Hospital food. What comes to mind? Is it a mouthwatering, colorful plate of fresh, whole foods? More likely it’s a hospital tray with items shaded in a monotonous palette of white and yellow, punctuated by brightly colored sugary beverages and desserts.
How did hospital food get to be that way-and what are the consequences?
Hospital food service, like all other hospital departments, are typically regarded as separate business units or “cost centers.” Like other cost centers, not only are they expected to turn a profit, but they are routinely assessed for patient satisfaction. A subpar patient rating of can incur a number of adverse consequences for the management of hospital food services.
That helps explain why hospital meals are often designed to provide “comfort food”, including hot dogs, soda, and sugary desserts.

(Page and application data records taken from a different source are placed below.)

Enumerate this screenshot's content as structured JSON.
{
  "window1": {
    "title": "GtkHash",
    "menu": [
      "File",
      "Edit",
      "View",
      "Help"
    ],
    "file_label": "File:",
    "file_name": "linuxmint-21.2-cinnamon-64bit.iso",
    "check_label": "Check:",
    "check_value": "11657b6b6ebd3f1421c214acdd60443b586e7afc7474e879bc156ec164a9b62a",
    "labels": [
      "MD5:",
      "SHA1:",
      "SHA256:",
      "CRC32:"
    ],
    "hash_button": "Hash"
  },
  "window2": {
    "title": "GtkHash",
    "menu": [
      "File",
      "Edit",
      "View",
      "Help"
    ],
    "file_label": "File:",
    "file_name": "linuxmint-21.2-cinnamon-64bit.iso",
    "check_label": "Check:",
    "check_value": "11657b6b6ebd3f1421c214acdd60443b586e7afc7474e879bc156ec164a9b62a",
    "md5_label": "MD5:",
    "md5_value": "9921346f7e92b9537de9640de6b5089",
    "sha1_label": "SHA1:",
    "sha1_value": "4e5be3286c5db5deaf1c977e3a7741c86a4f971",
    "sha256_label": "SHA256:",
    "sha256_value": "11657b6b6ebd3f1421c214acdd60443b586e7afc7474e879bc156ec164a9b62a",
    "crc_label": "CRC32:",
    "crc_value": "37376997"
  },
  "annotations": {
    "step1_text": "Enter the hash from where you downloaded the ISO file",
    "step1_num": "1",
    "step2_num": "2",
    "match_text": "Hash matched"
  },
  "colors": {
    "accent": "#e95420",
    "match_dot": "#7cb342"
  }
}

The rationale behind the rating oriented hospital meal offering is to give patients the food they want-whatever it is. Underlying this plan is the well-meaning, but misdirected, idea that hospitalized patients are already suffering enough, so they might as well take comfort in their food.
But is hospital comfort food really a good idea?
Most people are aware that long term eating habits have a major impact on health, but few realize that even a single poor quality meal can trigger an immediate undesirable impact. Normally, our arteries are quite elastic and distensible – a critical property that allows all of our arteries, including the delicate vessels that supply the heart, to quickly expand and allow more blood to flow in times of need. But a clever study of arterial function showed that the normally generous capacity of the arteries to enlarge can be abruptly stunned after eating even a single fast-food meal (see reference). Not a good plan for anyone, least of all a patient hospitalized with a coronary condition.
The fallout from poor hospital food can extend far beyond the hospital stay. It is logical for patients to believe that the inpatient meals they receive are good for them, or at least tacitly approved by the hospital staff. If they’re served hot dogs in the hospital-why shouldn’t they feel good about eating them at home? How are they to know, for example, that the World Health Organization has concluded that processed meat is carcinogenic (see reference).
On the flip side, admission to the hospital could be a remarkable opportunity as a “teachable moment”- for patients to learn and experience craveable foods that promote health rather than cause disease. Imagine if hospital meals consisted of delicious preparations of vegetables, fruit, beans and whole grains, to which could be added, if patients request, healthy preparations of fish or condiment sized portions of other protein.
Even better if such meals could be paired with consistent messages from the hospital dietary, nursing, and physician teams that healthy eating is a critical component of recovery-and continued good health. Doing so would make it easier for patients to understand why they weren’t being served foods they might be more accustomed to eating-and ones that perhaps contributed to their reason for being hospitalized in the first place.
What’s needed is more than simply a change in patient food offerings-but a transformation of culture throughout the hospital.
Patients could then better understand that new medicine might be introduced during the hospital stay that will be necessary for future health-but so might new food choices be essential as well.